5. Sharing offices. It is vital to make real steps in sharing offices with other councils as well as the rest of the public sector, the voluntary sector and the private sector. So far little progress seems to have been made. We noted also when we visited Hampshire that their county hall has been redeveloped: we would seek a plan to dispose of the front part of county hall, which might make more sense as a conference centre, while redeveloping the back to make it more suitable for 21st standards of energy usage.
6. Invest to save. Again, we were impressed that Hampshire has used prudential borrowing to fund an upgrade of their road network so as to reduce maintenance costs over time.
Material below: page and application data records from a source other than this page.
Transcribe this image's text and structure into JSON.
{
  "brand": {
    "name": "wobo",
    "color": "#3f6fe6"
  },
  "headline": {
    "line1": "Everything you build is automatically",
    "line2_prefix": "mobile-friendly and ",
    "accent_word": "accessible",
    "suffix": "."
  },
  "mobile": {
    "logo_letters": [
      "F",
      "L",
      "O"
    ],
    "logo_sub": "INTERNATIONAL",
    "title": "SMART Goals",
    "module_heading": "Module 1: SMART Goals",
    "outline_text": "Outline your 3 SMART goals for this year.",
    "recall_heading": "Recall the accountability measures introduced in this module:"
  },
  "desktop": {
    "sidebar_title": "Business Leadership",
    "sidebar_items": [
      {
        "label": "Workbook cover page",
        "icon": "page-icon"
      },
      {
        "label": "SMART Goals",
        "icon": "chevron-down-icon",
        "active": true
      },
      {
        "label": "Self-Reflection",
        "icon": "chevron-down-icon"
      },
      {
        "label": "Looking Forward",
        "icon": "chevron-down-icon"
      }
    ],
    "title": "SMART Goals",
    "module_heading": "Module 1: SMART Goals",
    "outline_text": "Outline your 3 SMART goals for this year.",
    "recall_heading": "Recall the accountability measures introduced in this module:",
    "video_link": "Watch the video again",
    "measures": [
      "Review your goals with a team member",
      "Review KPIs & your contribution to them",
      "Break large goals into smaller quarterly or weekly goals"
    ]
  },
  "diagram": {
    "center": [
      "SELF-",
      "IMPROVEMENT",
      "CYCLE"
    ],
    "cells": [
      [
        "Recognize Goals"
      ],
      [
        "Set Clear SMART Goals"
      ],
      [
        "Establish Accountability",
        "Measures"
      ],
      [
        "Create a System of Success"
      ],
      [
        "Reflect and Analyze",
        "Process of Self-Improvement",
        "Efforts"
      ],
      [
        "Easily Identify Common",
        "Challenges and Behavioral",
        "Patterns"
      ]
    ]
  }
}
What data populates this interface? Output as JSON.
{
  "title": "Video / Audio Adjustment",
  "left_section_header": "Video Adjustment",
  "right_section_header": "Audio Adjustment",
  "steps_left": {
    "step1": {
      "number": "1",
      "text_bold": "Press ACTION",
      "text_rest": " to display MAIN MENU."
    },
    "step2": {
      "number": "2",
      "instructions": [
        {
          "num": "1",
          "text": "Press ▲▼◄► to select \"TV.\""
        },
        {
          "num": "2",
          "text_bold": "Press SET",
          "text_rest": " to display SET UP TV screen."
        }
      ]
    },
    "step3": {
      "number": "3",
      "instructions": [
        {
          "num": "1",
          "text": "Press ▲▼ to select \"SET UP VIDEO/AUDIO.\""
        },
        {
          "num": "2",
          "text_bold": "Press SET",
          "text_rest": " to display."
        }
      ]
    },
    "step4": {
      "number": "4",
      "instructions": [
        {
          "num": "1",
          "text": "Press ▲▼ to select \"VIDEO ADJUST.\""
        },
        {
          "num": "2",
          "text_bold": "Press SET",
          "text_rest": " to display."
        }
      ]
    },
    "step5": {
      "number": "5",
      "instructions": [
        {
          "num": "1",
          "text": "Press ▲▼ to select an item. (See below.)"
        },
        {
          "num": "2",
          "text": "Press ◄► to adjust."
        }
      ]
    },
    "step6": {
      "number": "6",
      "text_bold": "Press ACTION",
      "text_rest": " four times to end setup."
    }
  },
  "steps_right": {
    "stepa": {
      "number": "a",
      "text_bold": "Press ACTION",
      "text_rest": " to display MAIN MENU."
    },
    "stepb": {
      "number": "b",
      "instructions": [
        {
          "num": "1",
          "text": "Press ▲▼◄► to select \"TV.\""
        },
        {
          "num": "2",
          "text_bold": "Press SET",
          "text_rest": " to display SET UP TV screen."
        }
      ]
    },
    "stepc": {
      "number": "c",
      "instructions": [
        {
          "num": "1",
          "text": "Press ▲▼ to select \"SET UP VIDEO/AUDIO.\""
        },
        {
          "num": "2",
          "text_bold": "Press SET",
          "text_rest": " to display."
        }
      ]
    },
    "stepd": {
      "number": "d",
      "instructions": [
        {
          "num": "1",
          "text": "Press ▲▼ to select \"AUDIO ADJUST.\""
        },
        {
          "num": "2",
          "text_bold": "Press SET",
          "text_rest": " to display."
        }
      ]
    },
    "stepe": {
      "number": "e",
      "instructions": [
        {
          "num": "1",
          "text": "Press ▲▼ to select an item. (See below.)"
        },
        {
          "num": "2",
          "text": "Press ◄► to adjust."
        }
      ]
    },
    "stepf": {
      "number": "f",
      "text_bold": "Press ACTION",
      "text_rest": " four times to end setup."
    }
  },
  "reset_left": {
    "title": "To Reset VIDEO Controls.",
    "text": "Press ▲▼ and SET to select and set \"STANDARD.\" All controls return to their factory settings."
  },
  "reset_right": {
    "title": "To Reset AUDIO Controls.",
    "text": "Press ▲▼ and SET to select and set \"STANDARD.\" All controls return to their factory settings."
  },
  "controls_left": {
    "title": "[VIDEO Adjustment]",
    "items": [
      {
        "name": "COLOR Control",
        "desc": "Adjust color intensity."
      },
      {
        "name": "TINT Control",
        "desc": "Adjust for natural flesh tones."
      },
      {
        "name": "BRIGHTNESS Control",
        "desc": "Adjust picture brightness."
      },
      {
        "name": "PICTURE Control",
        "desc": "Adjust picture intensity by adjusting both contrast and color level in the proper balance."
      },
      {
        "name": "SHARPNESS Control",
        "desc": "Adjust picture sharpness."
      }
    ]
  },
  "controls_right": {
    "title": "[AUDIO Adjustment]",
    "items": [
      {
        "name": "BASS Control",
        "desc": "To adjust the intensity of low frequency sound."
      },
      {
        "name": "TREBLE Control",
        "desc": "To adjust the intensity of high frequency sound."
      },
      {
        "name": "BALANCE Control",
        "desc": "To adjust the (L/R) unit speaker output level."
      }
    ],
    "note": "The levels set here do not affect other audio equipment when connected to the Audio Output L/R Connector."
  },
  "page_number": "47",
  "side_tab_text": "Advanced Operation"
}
We wish to see Hertfordshire do the same: £100 million does not seem an unreasonable starting point. Meanwhile, more efficient methods of pothole repairs are available – proactive rather than reactive work cuts out the pointless management functions of identifying holes in a road which, by definition, must be obvious if they are in need of repair. Any increased spend on inspecting completed works is likely to pay for itself.
7. Sharing services. There is still further scope for rationalisation so that the boundary line between county and district services is no longer so arbitrary (classic nonsense are the division of responsibility for street cleaning, gully-emptying, yellow-lining and so forth). There are some modest cost savings to be made here straight away but far greater savings may be made by (for instance) merging the legal service into a single Hertfordshire-wide professional unit.
8. Information technology. there is still a great deal of progress to be made on this front – the paperless office is now achievable but some of our departments are still locked into a paper chase (not least Highways).
9. Devolution. Greater working with towns and parishes could yield some modest savings over (for instance) the provision of library services and grass-cutting.
10. Waste. The public relations machine remains an enormous source of waste and needs to be cut back, first of all by abolishing press releases relating to locality budgets. We also seek a 50% cut in the number of publications produced for external and internal consumption, especially Herts Horizons which could usefully be merged with periodicals from the police and other councils to establish an acceptable and politically neutral publication at lower cost. Meanwhile the concept of councillors receiving free lunches is inappropriate in this day and age.